Liza: Come, Holy Sister, Spirit-Sophia, upon this bread, wine, juice, and food. Come as breath and breathe your life anew into our aching bones. Come as wind and refresh our weary souls. Come as fire and purge us and our communities of sexism, racism, classism, heterosexism, ageism, and all evils.

Julie: Come, Sophia-Spirit, come.

Barbara: We lift up our hearts to you and with thanks and praise we sing: 

Holy, Holy, Holy: Here in this Place by Christopher Grundy

Ann: Please raise your hands in blessing:

 Liza: Ever gentle God, as co-creators, we offer up bread, grown from seed and harvested from soil gifted to us through your Creation. We offer wine, grown from grapes blessed in the sunlight of your radiant Creation. We offer up our lives in loving gratitude and covenant. We celebrate our oneness with all creatures and living things, great and small in your precious family.  

Liz: We thank you for our brother, Jesus, who showed us so simply, so tenderly, how the world is in our hands. His faith in us, his ability to connect with our best selves remains a shining gift. He had nothing in this world but your love, companions on the journey, and his very self. Together, that was more than enough, and that remains our clarity in the midst of confusion: the miracle of healing, new hope, nurturance, nourishment, liberation and life. 


 Lynn: On the night before he died, Jesus gathered with friends, followers and those closest to him to celebrate a meal. Afterwards, he showed how to humbly love and serve one another by washing the feet of his followers. 

         All lift bread

Ann: Back at the table, he took the bread, spoke the grace, broke the bread and offered it to them saying, 

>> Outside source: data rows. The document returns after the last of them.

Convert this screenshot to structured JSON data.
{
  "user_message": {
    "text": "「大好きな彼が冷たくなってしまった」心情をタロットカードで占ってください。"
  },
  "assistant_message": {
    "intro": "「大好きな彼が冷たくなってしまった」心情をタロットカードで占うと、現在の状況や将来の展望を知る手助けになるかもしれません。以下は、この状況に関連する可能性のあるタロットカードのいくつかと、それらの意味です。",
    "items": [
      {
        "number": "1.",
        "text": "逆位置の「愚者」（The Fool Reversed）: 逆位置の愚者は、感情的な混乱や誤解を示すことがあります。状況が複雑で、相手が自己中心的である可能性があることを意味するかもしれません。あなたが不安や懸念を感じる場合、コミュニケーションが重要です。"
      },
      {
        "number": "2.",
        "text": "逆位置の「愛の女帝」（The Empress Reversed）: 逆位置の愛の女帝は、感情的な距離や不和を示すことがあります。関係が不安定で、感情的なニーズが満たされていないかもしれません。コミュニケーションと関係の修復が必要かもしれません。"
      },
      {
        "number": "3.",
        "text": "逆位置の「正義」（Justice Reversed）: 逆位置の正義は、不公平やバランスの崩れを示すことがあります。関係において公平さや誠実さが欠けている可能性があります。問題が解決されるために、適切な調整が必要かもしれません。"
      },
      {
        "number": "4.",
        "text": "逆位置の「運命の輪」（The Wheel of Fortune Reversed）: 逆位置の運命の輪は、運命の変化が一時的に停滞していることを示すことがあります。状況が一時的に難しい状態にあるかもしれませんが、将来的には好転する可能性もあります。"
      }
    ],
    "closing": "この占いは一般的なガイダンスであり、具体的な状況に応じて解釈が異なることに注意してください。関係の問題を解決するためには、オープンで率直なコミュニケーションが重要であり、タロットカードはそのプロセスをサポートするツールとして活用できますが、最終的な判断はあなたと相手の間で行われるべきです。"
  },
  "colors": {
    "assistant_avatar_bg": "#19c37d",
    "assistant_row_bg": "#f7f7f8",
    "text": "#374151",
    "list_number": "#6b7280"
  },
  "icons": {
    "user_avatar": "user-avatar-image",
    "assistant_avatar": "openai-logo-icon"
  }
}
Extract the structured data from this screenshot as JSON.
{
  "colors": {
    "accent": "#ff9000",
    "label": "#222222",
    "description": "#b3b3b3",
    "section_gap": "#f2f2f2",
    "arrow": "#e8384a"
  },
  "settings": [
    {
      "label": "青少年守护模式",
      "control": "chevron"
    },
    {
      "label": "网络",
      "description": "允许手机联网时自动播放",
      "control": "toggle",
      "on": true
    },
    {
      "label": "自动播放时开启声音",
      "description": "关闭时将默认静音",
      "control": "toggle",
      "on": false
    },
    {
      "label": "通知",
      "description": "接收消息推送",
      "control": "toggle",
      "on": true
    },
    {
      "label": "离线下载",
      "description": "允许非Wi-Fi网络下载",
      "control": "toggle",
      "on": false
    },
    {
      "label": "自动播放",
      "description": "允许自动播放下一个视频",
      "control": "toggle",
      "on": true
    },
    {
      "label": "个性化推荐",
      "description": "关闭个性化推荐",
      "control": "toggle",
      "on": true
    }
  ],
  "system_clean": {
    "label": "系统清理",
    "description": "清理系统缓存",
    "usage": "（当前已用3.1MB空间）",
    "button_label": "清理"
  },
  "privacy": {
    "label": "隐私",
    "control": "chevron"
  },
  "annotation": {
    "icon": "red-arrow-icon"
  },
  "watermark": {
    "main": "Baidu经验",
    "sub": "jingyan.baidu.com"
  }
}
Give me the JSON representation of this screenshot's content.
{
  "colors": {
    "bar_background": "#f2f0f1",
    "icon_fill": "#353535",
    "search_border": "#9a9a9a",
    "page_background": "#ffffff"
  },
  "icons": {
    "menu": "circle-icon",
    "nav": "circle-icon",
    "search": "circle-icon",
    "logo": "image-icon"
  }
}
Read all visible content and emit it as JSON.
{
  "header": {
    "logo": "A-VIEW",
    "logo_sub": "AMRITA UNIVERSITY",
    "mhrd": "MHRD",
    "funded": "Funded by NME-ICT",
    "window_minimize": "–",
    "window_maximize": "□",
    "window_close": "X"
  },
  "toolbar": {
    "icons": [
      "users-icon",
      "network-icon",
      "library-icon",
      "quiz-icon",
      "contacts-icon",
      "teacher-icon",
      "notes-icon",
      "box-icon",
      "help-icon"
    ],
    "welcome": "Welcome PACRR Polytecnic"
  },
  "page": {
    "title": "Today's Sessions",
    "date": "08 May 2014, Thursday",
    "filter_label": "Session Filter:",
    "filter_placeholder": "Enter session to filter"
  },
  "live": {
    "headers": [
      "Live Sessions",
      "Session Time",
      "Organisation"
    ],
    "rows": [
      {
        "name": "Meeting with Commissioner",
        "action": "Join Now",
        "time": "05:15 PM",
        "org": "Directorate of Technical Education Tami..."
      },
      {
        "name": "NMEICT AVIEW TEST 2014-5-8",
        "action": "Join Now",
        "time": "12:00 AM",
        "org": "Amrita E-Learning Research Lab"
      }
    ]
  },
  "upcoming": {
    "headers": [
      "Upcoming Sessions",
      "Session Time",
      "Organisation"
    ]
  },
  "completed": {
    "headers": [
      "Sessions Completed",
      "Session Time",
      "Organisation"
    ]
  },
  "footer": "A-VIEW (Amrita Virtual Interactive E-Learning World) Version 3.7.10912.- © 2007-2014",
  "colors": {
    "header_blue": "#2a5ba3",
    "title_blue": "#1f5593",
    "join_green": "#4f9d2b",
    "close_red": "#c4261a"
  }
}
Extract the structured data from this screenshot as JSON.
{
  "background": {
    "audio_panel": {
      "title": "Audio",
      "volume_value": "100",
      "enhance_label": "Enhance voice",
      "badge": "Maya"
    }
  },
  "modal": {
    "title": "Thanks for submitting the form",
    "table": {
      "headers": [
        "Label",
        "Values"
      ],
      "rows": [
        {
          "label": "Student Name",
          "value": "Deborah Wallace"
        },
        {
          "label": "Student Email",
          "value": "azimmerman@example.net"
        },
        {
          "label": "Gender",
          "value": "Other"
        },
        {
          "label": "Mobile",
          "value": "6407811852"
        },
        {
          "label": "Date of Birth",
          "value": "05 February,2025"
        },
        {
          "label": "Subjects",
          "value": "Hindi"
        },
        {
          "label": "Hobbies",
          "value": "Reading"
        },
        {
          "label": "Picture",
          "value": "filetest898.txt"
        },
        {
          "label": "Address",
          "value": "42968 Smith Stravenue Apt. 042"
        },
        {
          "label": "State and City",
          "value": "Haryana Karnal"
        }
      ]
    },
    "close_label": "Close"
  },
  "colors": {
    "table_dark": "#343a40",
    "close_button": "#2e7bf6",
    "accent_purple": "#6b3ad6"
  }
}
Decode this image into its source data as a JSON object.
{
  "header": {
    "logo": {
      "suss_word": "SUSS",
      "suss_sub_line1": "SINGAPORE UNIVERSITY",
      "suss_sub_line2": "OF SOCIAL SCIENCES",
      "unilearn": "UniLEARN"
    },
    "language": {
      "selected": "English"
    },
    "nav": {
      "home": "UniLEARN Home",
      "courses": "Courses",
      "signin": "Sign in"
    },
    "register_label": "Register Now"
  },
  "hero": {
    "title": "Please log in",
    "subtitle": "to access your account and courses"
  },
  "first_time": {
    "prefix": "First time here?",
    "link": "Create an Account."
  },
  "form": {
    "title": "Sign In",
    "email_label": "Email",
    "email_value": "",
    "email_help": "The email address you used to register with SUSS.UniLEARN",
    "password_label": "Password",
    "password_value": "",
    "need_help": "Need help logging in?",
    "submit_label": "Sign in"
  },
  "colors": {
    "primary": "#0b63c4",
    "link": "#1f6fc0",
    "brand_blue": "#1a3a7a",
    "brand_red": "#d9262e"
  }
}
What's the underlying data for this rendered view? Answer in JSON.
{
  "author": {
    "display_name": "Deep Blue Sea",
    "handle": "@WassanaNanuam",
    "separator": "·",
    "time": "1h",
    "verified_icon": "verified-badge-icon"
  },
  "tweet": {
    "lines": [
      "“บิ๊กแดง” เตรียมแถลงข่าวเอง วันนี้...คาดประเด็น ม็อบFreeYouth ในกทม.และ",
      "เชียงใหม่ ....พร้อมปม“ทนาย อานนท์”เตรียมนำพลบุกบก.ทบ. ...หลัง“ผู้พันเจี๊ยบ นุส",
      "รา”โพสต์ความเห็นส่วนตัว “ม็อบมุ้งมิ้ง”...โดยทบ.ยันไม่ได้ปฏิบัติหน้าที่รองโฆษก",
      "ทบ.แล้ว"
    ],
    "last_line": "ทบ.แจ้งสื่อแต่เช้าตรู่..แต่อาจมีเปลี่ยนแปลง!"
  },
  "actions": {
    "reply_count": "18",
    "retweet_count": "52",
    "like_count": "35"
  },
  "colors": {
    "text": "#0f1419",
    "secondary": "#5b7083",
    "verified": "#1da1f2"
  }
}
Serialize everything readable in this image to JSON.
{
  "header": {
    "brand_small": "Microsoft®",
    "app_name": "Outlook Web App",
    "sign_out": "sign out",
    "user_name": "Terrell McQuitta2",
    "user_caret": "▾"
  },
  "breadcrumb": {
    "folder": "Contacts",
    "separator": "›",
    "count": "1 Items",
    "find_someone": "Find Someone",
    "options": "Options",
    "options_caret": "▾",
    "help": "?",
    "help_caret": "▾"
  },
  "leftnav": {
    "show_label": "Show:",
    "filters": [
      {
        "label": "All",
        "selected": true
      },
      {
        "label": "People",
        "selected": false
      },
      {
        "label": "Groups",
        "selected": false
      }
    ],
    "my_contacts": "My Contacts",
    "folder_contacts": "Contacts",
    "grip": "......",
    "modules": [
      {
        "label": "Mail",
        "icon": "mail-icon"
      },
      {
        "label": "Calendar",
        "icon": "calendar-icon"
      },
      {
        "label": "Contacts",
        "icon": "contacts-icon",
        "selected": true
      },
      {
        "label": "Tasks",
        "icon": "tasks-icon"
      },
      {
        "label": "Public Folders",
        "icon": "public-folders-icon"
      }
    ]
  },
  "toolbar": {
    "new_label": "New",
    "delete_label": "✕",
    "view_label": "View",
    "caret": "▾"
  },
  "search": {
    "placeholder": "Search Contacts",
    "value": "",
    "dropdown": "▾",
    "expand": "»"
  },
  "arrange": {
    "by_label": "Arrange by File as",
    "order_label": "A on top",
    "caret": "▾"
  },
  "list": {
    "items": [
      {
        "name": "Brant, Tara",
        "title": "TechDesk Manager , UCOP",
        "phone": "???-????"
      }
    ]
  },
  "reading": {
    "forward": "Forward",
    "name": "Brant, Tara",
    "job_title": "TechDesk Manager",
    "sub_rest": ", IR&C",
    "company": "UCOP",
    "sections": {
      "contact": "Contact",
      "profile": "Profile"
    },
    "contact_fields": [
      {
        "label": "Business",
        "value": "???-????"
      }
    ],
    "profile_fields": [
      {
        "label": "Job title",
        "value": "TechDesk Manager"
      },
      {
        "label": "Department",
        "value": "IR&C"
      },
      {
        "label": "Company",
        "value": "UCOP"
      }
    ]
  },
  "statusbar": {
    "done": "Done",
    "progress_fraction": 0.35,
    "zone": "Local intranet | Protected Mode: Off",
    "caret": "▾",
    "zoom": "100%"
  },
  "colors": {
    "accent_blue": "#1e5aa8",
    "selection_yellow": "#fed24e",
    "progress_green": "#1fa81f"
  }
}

“Take and eat, this is my very self.”

       All lift the cup

 Ann: Then he took the cup of blessing, spoke the grace, and offered it to them saying,

“Take and drink of the covenant

Made new again through my life in you.

Whenever you remember me like this,

I am among you.”


Barbara: What we have heard with our ears, we will live with our lives: as we share communion, we will become communion, both Love’s nourishment and Love’s challenge.

Ann: Remember you are beauty, you are love, you are part of Great Mystery!

As you receive communion please say, “I Rise with Christ”!

Communion Meditation: All That We Have by Gary Ault 

Communion Song:    Send Down The Fire by Marty Haugen 


Patty: Please extend your hands in blessing and pray together: 

Julie: May Sophia-Spirit rise within us like a rushing wind. May Sophia-Spirit spark the churches like a revolutionary fire. May Sophia-Spirit flow through the world like a life-giving breath.

All: Amen. Blessed be. May it be so.

Closing Song: Celebrate Good Times (dancing highly encouraged) 


Appeal for my neighbors from Columbia:

Barbara and Jan do you want to receive the sacrament of healing this week?

Received a letter from Roy this week, check out his interview on The Chris Hedges Report 

One of the original Danube 7, Christine Mayr-Lumetzberger has co-founded a personal prelature called St. Christopher Prelature with an Austrian RC priest.  Personal prelature is a canonical structure of the Catholic Church which comprises a prelate, clergy and laity who undertake “a pastoral service that dioceses find difficult to provide. The twentieth century contained a boom of new institutions in the Church. In addition, new pastoral needs arose, due to social changes. To give them stability, the Vatican created new legal framework, including the “personal prelature.”

This decision to found a new personal prelature for women priests is a strategic step to move the institutional Church closer to the full equality of women in the Church.  This is the path Opus Dei took. Founded on Oct. 2, 1928, Opus Dei was officially declared a Personal Prelature in the RC Church by Pope John Paul 11 in 1982.